- **Task directions**:
Search the material below for the word "业务单元". Copy every line that has it.

..........

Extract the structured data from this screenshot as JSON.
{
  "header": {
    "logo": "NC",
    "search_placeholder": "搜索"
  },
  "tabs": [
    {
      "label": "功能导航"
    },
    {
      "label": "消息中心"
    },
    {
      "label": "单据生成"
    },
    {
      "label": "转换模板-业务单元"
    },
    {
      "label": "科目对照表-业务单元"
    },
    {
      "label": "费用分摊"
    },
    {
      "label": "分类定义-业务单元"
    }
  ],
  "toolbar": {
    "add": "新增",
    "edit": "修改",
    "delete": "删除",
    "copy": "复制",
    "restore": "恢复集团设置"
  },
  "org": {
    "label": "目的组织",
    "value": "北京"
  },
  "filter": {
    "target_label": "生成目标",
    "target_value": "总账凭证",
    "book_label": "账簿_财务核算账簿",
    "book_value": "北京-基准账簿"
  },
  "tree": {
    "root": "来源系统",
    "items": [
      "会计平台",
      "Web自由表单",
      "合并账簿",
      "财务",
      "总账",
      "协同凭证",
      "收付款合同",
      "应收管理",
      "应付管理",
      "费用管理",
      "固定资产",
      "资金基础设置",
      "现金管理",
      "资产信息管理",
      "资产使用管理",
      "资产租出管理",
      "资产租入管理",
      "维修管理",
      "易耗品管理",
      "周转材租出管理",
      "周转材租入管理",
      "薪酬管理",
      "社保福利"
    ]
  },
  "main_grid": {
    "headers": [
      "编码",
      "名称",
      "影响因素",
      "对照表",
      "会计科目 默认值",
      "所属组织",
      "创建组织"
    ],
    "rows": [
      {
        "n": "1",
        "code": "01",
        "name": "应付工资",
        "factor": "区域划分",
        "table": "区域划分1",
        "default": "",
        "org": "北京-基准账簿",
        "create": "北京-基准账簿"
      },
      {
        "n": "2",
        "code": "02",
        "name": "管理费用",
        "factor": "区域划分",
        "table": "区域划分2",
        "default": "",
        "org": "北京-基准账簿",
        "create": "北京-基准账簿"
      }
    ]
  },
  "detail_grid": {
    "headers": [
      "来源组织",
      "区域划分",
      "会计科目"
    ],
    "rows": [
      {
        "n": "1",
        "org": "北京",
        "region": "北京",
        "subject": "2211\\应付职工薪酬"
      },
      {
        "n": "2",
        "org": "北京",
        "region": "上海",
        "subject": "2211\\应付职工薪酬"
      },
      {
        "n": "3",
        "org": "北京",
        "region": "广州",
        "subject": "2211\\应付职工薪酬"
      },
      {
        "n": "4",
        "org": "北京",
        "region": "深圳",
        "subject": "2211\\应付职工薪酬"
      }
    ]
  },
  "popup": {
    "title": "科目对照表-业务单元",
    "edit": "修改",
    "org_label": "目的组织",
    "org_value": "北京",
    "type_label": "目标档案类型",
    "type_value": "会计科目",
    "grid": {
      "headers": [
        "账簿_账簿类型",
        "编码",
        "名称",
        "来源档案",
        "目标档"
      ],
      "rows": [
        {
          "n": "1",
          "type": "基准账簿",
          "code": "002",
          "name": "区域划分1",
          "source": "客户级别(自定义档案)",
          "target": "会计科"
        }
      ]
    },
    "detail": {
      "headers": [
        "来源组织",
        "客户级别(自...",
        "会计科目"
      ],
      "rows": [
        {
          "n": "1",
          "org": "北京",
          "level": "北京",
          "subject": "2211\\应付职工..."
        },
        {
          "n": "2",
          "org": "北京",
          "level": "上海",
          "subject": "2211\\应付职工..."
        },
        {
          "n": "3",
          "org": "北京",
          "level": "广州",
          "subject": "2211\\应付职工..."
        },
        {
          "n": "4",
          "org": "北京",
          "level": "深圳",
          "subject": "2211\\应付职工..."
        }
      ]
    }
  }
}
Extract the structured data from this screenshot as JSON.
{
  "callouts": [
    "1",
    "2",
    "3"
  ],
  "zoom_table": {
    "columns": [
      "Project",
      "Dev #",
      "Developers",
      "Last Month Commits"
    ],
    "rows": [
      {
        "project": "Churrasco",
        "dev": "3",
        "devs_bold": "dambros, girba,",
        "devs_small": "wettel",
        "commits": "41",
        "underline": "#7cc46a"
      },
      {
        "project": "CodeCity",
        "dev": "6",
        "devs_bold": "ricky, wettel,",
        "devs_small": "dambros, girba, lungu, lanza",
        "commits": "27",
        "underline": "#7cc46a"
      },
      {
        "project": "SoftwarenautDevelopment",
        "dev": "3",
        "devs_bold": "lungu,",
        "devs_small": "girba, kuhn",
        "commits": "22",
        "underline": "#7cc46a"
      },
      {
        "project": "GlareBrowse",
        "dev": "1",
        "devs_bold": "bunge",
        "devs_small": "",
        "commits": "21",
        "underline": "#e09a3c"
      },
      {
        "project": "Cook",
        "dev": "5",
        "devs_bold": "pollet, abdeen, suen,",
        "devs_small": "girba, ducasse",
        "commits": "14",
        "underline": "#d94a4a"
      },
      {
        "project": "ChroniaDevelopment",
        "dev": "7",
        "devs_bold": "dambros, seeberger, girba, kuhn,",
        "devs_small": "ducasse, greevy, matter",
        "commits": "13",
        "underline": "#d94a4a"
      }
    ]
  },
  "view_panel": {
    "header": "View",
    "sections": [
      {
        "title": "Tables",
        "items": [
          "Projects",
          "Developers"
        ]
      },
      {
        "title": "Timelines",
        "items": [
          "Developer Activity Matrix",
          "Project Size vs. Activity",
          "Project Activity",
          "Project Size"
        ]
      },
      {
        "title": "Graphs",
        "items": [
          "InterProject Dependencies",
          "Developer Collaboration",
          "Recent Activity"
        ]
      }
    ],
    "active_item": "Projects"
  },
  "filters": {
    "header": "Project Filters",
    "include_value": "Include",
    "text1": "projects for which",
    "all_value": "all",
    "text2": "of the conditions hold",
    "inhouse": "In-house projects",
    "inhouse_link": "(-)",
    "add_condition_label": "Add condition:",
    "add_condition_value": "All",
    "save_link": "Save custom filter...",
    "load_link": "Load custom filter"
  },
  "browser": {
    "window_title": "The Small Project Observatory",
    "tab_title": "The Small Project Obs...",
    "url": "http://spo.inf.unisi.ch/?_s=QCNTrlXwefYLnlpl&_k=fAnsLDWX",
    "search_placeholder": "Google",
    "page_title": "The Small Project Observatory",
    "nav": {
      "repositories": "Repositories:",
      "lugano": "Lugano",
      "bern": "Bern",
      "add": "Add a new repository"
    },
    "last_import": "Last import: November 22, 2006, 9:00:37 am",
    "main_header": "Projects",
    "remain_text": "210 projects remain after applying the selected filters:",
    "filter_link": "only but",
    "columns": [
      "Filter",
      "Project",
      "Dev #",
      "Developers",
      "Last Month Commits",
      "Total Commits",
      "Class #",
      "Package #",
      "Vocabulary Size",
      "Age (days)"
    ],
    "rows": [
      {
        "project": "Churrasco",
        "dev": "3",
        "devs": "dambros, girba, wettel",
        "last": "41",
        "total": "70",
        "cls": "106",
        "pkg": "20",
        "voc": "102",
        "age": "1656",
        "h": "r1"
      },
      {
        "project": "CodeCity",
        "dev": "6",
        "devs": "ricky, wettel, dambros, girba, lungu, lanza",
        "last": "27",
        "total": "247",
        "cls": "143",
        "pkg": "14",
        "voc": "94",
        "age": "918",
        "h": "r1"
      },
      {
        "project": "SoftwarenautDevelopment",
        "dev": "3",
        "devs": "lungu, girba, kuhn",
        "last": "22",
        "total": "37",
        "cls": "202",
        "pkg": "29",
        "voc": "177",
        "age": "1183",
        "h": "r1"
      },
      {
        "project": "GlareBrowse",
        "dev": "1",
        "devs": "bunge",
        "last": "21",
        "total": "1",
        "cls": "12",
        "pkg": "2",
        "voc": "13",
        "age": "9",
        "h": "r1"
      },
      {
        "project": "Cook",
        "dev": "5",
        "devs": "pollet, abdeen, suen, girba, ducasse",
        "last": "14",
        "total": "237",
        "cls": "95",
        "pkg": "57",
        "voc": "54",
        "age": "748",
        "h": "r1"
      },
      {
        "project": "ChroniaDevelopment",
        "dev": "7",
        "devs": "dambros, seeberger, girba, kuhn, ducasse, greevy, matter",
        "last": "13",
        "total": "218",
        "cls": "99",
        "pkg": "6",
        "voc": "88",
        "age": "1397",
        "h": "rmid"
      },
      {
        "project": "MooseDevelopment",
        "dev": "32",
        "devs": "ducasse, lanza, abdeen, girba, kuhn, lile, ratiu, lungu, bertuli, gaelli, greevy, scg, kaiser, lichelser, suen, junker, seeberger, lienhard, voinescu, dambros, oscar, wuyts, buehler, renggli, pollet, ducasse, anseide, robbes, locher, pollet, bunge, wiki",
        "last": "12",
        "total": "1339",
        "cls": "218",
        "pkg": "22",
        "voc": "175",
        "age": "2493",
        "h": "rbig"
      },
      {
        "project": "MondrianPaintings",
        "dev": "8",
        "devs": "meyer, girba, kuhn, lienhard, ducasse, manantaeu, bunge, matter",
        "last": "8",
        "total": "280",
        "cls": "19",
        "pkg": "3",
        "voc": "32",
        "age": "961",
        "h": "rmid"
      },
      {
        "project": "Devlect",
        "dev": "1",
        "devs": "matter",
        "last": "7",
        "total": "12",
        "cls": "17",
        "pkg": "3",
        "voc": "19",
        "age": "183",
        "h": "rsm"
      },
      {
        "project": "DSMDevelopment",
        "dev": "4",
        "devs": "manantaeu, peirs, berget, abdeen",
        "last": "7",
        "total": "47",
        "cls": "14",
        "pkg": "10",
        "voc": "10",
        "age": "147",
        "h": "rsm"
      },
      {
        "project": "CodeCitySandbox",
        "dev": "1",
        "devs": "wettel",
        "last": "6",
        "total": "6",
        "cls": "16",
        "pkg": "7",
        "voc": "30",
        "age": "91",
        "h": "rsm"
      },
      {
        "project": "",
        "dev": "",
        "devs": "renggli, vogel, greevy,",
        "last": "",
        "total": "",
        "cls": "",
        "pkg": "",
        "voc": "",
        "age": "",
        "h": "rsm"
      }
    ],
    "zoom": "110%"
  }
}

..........

- **Response box**:
      "label": "转换模板-业务单元"
      "label": "科目对照表-业务单元"
      "label": "分类定义-业务单元"
    "title": "科目对照表-业务单元",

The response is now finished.